Sometimes, trying to create the perfect user experience feels like a game of spot the statistical correlation - find what most people like most of the time and reduce that down to one design decision. Then, I wonder, is reducing the statistical correlation down to one single decision compromising on the experience of every user?
Is this designed for everybody, and therefore nobody?
The latest user experience question is about the default search range in VIVA - this is currently set to show a personalised list of all events inside a geographic radius of 5km and within a timeframe of one week.
We have had a lot of feedback from different people about VIVA's default search range. Some people say that it is too much, like Dan at Town & Country Bar suggested reducing the distance radius just 2km, and Lurnea suggested reducing the timeframe to just one day. Some people say that it is not enough (though, they are very much in the minority, but if more users had seen version 1.0 of VIVA, I am sure they would tell me that showing just the top 15 ranked events in a search range is not enough).
The app already gives users a way to tailor the search settings inside of the app, but it is one tap away from the home screen, and requires users to make a thoughtful decision... so it is too much effort. The default settings matter.
I don't have an answer yet, and I will probably need to spend the weekend conducting user surveys and sketching Venn diagrams.
"Are you going to put this up and tell people I was rude?"
"Yes. I am going to tell them that wasn't, like, even a work call."
Ricky and I have been friends since law school, though I cannot remember how we became friends. I suspect it was through our mutual friend, Harshan, who is on the other side of the world saving people at the ICC (or something similar).
We shared personal news a bit before we jumped briefly into business - PayPal, Braintree and all that.
PayPal had been ready for VIVA since July... but we are not yet. Our small little team at VIVA is awesome, but it feels like we are always juggling the last thing to land on our desk, rather than prioritising all the things on our desk. So, I am going to have to make sure we pick up our slack ahead of January.
"I like your blog. It has authenticity," Adam said on Friday last week.

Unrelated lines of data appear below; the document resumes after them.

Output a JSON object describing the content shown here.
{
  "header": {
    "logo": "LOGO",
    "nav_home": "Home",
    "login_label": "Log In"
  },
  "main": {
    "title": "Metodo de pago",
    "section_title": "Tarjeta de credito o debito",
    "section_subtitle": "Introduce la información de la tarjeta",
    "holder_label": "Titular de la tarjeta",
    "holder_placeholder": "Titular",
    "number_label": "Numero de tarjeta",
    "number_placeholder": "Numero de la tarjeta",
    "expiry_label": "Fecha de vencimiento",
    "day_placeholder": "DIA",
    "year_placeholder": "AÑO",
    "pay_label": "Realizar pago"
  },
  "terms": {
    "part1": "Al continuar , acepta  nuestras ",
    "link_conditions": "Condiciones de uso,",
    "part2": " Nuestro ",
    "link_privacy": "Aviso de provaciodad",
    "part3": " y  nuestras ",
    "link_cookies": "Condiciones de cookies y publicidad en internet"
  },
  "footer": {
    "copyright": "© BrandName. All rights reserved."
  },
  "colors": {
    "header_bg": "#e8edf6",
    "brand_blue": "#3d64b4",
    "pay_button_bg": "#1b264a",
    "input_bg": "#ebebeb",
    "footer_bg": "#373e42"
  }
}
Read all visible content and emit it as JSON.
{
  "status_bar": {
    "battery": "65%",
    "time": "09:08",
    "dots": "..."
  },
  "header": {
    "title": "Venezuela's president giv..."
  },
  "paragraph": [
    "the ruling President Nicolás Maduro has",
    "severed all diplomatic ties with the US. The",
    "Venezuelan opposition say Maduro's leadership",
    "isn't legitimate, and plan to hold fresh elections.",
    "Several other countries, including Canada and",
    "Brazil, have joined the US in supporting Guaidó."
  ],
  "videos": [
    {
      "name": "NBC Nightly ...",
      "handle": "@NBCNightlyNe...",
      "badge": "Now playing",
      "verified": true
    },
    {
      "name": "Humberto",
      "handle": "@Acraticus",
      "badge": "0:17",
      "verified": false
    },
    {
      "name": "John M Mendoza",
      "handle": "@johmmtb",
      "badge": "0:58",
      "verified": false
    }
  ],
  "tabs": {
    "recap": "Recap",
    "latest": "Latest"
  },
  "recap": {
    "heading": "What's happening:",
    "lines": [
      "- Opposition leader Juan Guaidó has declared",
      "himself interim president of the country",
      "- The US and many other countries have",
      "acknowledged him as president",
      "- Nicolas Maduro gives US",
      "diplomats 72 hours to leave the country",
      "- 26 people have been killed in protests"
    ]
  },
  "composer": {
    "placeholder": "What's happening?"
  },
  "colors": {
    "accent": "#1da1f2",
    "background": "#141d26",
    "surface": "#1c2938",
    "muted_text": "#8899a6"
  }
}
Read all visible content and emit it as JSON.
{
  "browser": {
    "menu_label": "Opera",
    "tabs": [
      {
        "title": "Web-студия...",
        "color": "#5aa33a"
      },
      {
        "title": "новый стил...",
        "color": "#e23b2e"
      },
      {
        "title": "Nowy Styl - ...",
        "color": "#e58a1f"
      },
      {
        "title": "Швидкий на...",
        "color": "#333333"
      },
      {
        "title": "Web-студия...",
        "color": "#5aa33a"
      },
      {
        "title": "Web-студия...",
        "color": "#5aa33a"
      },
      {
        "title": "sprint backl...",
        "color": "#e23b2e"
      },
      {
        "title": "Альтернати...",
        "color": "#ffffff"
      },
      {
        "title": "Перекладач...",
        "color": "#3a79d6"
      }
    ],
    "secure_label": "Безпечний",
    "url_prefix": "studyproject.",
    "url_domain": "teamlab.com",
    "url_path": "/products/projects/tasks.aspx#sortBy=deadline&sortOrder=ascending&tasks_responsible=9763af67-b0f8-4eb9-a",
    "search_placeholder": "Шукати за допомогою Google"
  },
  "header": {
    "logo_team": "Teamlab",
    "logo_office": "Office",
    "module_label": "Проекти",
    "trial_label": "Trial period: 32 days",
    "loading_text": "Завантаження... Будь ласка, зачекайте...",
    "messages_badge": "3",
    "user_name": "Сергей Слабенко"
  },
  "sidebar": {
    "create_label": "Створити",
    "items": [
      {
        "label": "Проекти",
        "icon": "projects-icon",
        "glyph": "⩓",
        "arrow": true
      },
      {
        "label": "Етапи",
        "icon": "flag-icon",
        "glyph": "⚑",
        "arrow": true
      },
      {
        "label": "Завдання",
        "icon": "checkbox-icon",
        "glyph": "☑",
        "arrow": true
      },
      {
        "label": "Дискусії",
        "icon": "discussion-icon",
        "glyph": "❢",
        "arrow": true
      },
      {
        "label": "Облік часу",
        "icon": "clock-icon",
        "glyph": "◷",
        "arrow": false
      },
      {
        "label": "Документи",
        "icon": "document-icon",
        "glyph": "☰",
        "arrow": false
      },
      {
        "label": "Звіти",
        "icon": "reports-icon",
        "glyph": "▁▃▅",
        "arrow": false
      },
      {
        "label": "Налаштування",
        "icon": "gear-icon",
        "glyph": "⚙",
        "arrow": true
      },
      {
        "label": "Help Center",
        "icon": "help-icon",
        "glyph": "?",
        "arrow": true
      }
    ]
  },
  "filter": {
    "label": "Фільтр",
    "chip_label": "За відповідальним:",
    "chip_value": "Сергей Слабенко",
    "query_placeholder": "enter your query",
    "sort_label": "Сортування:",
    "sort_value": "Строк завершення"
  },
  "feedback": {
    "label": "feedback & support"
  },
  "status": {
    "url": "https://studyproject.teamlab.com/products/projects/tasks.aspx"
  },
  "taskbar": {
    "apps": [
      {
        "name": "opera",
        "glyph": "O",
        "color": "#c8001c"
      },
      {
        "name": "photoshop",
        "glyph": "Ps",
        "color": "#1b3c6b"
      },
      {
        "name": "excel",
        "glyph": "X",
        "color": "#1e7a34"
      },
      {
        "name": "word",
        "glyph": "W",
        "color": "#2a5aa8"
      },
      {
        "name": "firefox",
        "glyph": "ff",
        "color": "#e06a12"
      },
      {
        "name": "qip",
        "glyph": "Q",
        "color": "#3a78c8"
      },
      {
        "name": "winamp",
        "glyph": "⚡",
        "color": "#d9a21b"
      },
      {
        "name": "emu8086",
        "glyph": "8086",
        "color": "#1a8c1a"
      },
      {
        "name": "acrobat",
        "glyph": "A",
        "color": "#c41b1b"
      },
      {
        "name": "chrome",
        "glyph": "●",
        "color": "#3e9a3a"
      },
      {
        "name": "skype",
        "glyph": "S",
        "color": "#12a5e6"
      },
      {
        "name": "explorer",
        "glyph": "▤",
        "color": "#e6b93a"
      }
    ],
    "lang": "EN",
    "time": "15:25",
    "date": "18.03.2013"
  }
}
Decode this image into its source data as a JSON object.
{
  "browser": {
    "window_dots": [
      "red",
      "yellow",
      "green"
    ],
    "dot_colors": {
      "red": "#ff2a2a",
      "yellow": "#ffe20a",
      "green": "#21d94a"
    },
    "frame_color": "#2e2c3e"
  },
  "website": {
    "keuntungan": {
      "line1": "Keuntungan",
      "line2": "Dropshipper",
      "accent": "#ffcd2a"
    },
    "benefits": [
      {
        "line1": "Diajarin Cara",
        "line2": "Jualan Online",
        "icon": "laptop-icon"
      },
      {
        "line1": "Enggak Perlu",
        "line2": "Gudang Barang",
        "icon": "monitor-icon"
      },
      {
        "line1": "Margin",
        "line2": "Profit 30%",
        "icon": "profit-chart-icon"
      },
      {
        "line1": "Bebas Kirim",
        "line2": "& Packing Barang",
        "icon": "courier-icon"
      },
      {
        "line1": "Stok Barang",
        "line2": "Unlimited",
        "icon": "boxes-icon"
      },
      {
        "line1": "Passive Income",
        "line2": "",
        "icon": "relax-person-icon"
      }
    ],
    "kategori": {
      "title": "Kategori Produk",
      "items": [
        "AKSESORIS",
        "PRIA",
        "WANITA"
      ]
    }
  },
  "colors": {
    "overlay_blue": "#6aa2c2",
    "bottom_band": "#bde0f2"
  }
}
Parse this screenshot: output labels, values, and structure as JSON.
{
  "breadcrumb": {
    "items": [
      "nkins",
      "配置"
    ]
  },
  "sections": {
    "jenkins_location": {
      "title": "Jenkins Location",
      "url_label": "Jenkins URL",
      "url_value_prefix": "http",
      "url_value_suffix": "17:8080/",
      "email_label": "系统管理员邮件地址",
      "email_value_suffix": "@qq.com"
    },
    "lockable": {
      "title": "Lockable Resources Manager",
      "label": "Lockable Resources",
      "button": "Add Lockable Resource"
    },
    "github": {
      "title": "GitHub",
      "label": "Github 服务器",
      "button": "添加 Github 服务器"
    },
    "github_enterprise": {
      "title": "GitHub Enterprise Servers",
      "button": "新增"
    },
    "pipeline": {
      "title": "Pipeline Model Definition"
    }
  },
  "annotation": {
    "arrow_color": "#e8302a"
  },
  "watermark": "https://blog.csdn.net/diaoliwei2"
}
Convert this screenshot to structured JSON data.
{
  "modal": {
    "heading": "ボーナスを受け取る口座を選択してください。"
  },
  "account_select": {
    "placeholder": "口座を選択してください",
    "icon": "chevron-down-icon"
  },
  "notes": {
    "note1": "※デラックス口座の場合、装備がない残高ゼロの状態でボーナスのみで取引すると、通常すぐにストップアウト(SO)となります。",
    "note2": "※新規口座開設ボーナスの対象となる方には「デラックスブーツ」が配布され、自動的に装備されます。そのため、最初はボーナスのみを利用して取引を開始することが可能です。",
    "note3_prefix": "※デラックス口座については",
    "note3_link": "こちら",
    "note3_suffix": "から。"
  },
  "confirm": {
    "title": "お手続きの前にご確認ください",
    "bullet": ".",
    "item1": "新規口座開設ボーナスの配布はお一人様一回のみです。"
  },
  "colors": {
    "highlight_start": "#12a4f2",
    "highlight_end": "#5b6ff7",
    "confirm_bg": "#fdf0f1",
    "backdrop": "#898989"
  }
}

We stayed on the phone for a bit longer after Andrea dropped off the call to talk about some of the strategic business stuff beyond the scope of marketing.
Everything in the business has been tracking well. I have been focused on the product and marketing, so sales and business development have slipped a little in the last few weeks. This slowness has weighed down my conscience.
"You will never get anything if you don't ask, Horace," Beau said to me in the cab today. "I'm serious. It doesn't matter how uncomfortable you might feel. This is sales."
"So my natural position, and I am not saying I can't be more assertive, is to drop hints and hope the other side volunteers."
"You have to ask!"
We caught up today about our secret project for 2018. Beau had some great ideas that will mean I must go exploring the back streets of Waterloo and Redfern in the coming weeks.
Sometimes I feel like Beau is the bad cop to my good cop. It isn't so much that I am not forthright, but rather I tend to become overly friendly with people a little too quickly. As a result, I tend to treat every relationship like a friendship - and friends do not take from friends. Friends give, with only the hope and no expectation of reciprocation... and this is not a good thing in business, especially not when we are approaching the stage of VC funding. I keep forgetting that VCs do not see us as coffee buddies (yet). We get one shot with each VC, and we have to make the right impression from the start.
That reminds me. I really must make more time for my friends... that too has slipped a little in the last few months. How bad is it that I am the founder of a social startup and I cannot find time to be social myself?!
After weeks of deliberation and redrafting, we finally sent our first quarterly newsletter to our venues and event organisers this morning!
I spent too much of my childhood immersed in video games, and so it is appropriate for me to declare: